[Stored entries]
-------

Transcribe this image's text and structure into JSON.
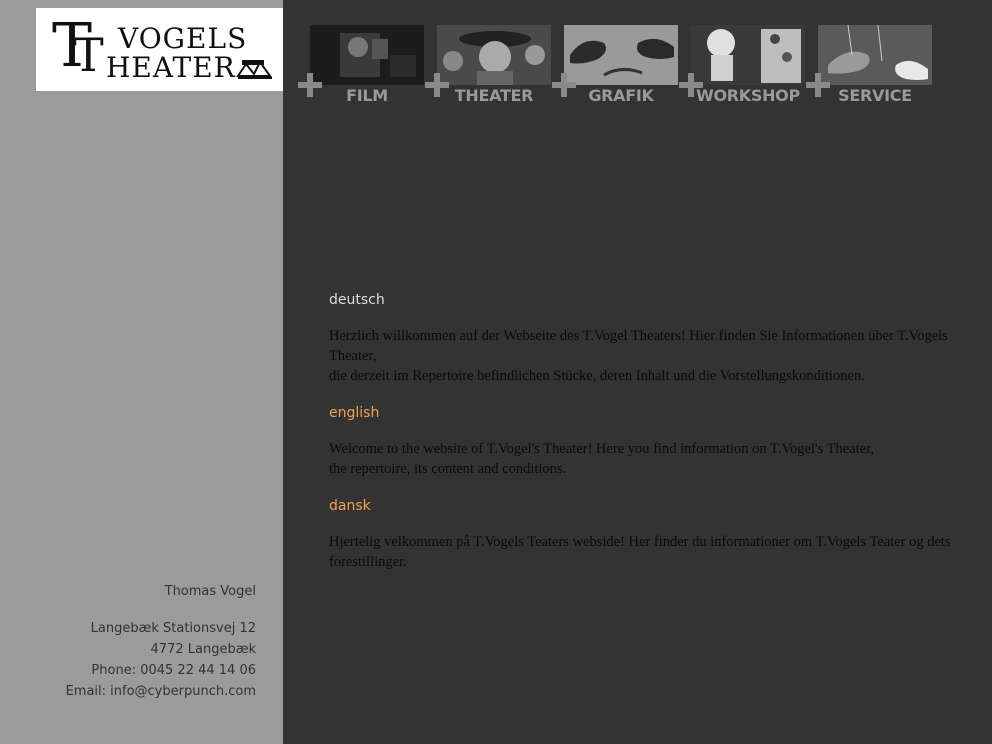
{
  "logo": {
    "letter_t": "T",
    "word_vogels": "VOGELS",
    "letter_t2": "T",
    "word_heater": "HEATER"
  },
  "nav": {
    "items": [
      {
        "label": "FILM"
      },
      {
        "label": "THEATER"
      },
      {
        "label": "GRAFIK"
      },
      {
        "label": "WORKSHOP"
      },
      {
        "label": "SERVICE"
      }
    ]
  },
  "content": {
    "deutsch": {
      "heading": "deutsch",
      "line1": "Herzlich willkommen auf der Webseite des T.Vogel Theaters! Hier finden Sie Informationen über T.Vogels Theater,",
      "line2": "die derzeit im Repertoire befindlichen Stücke, deren Inhalt und die Vorstellungskonditionen."
    },
    "english": {
      "heading": "english",
      "line1": "Welcome to the website of T.Vogel's Theater! Here you find information on T.Vogel's Theater,",
      "line2": "the repertoire, its content and conditions."
    },
    "dansk": {
      "heading": "dansk",
      "line1": "Hjertelig velkommen på T.Vogels Teaters webside! Her finder du informationer om T.Vogels Teater og dets forestillinger."
    }
  },
  "address": {
    "name": "Thomas Vogel",
    "street": "Langebæk Stationsvej 12",
    "city": "4772 Langebæk",
    "phone": "Phone: 0045 22 44 14 06",
    "email": "Email: info@cyberpunch.com"
  },
  "colors": {
    "sidebar_bg": "#9b9b9b",
    "main_bg": "#333333",
    "accent_orange": "#f0a050",
    "nav_label": "#9a9a9a"
  }
}
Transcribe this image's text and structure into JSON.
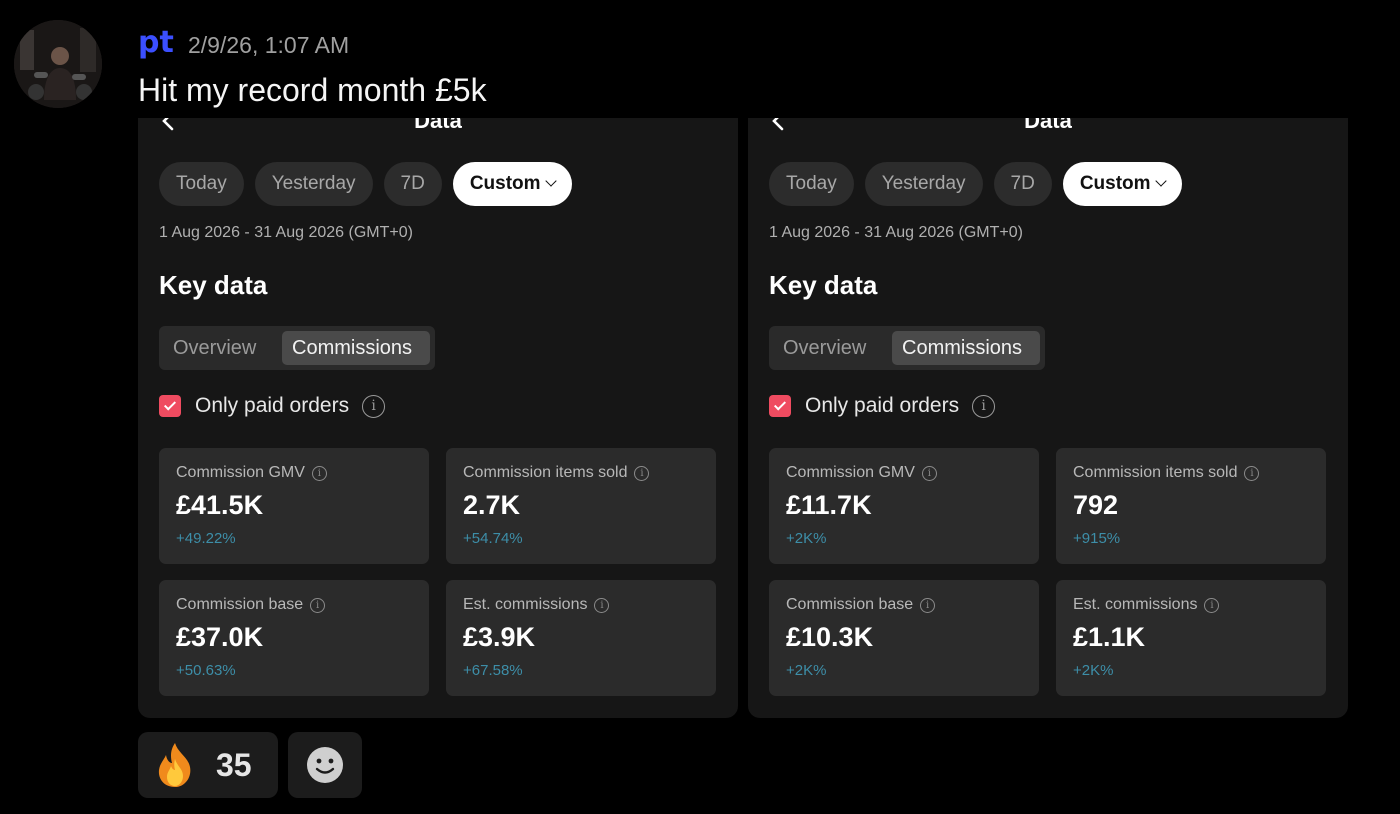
{
  "message": {
    "username": "pt",
    "timestamp": "2/9/26, 1:07 AM",
    "text": "Hit my record month £5k"
  },
  "screenshots": [
    {
      "nav_title": "Data",
      "pills": [
        "Today",
        "Yesterday",
        "7D",
        "Custom"
      ],
      "active_pill": "Custom",
      "date_range": "1 Aug 2026 - 31 Aug 2026 (GMT+0)",
      "section_title": "Key data",
      "segments": [
        "Overview",
        "Commissions"
      ],
      "active_segment": "Commissions",
      "paid_label": "Only paid orders",
      "paid_checked": true,
      "cards": [
        {
          "label": "Commission GMV",
          "value": "£41.5K",
          "change": "+49.22%"
        },
        {
          "label": "Commission items sold",
          "value": "2.7K",
          "change": "+54.74%"
        },
        {
          "label": "Commission base",
          "value": "£37.0K",
          "change": "+50.63%"
        },
        {
          "label": "Est. commissions",
          "value": "£3.9K",
          "change": "+67.58%"
        }
      ]
    },
    {
      "nav_title": "Data",
      "pills": [
        "Today",
        "Yesterday",
        "7D",
        "Custom"
      ],
      "active_pill": "Custom",
      "date_range": "1 Aug 2026 - 31 Aug 2026 (GMT+0)",
      "section_title": "Key data",
      "segments": [
        "Overview",
        "Commissions"
      ],
      "active_segment": "Commissions",
      "paid_label": "Only paid orders",
      "paid_checked": true,
      "cards": [
        {
          "label": "Commission GMV",
          "value": "£11.7K",
          "change": "+2K%"
        },
        {
          "label": "Commission items sold",
          "value": "792",
          "change": "+915%"
        },
        {
          "label": "Commission base",
          "value": "£10.3K",
          "change": "+2K%"
        },
        {
          "label": "Est. commissions",
          "value": "£1.1K",
          "change": "+2K%"
        }
      ]
    }
  ],
  "reactions": [
    {
      "icon": "fire-icon",
      "count": "35"
    },
    {
      "icon": "add-reaction-smiley-icon"
    }
  ],
  "colors": {
    "username": "#3b4fff",
    "checkbox": "#ef4b60",
    "change": "#3d8ea8",
    "card_bg": "#2b2b2b",
    "panel_bg": "#161616"
  }
}
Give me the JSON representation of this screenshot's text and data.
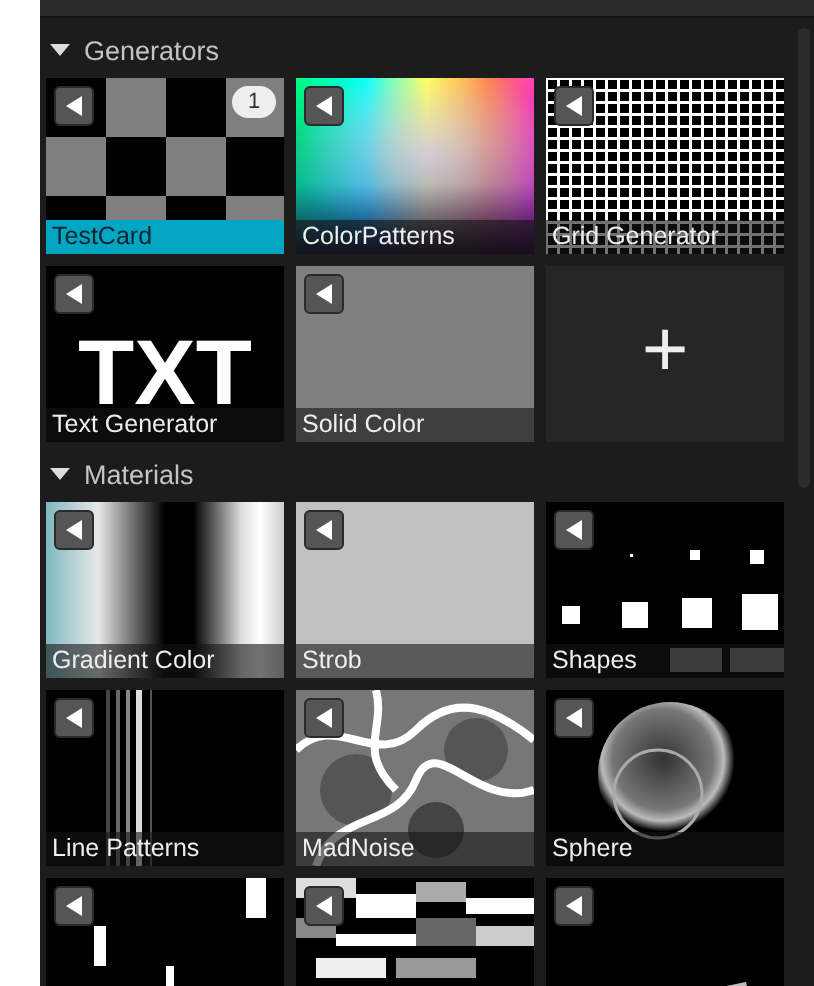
{
  "sections": [
    {
      "title": "Generators",
      "expanded": true,
      "tiles": [
        {
          "kind": "checker",
          "label": "TestCard",
          "selected": true,
          "badge": "1"
        },
        {
          "kind": "spectrum",
          "label": "ColorPatterns",
          "selected": false
        },
        {
          "kind": "grid",
          "label": "Grid Generator",
          "selected": false
        },
        {
          "kind": "text",
          "label": "Text Generator",
          "selected": false,
          "text": "TXT"
        },
        {
          "kind": "solid",
          "label": "Solid Color",
          "selected": false
        },
        {
          "kind": "add",
          "text": "+"
        }
      ]
    },
    {
      "title": "Materials",
      "expanded": true,
      "tiles": [
        {
          "kind": "gradient",
          "label": "Gradient Color",
          "selected": false
        },
        {
          "kind": "strobe",
          "label": "Strob",
          "selected": false
        },
        {
          "kind": "shapes",
          "label": "Shapes",
          "selected": false
        },
        {
          "kind": "lines",
          "label": "Line Patterns",
          "selected": false
        },
        {
          "kind": "noise",
          "label": "MadNoise",
          "selected": false
        },
        {
          "kind": "sphere",
          "label": "Sphere",
          "selected": false
        },
        {
          "kind": "blocks"
        },
        {
          "kind": "mosaic"
        },
        {
          "kind": "dark"
        }
      ]
    }
  ]
}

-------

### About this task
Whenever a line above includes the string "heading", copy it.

### Task solution
      "heading": "deutsch",
      "heading": "english",
      "heading": "dansk",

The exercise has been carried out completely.